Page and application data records
● ● ● ●
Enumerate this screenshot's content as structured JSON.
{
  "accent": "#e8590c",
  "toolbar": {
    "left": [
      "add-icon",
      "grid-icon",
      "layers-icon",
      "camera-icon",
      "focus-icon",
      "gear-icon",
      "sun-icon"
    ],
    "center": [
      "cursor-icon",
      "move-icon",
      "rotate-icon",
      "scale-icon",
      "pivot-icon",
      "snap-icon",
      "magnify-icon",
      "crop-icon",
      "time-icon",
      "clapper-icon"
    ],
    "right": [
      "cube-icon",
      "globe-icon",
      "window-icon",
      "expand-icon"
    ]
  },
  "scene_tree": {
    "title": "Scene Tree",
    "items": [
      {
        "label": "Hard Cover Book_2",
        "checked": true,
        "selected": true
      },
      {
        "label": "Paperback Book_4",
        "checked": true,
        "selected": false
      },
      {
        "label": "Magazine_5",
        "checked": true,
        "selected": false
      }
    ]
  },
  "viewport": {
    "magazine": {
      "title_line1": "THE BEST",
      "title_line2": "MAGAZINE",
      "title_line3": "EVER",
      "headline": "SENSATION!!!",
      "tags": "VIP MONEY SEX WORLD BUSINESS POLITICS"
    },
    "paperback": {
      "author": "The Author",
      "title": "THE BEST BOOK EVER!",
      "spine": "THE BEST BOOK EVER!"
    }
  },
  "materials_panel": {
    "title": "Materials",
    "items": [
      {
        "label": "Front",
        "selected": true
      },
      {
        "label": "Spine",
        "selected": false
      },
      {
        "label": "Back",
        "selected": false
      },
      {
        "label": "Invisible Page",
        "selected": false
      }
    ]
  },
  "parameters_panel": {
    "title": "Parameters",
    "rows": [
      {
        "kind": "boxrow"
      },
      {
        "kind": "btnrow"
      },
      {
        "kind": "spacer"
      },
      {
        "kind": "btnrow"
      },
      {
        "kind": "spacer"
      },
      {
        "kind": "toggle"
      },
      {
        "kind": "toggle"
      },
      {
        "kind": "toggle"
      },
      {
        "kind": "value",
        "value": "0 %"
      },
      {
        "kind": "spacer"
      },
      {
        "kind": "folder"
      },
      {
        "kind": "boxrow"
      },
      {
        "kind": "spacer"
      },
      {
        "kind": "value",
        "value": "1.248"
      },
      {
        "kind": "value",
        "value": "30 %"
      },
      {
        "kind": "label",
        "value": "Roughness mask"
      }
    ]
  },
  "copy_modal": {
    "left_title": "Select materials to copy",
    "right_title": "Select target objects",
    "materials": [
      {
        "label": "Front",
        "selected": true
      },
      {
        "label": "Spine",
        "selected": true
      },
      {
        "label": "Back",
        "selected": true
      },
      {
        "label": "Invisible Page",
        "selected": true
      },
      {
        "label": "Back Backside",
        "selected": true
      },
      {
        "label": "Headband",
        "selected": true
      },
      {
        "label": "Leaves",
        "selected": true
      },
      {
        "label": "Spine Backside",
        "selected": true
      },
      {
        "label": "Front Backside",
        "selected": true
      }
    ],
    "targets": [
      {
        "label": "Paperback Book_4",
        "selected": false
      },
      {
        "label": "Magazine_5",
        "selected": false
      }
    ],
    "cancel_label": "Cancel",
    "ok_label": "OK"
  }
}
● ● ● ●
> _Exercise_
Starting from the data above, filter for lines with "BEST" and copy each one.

> _Final answer_
      "title_line1": "THE BEST",
      "title": "THE BEST BOOK EVER!",
      "spine": "THE BEST BOOK EVER!"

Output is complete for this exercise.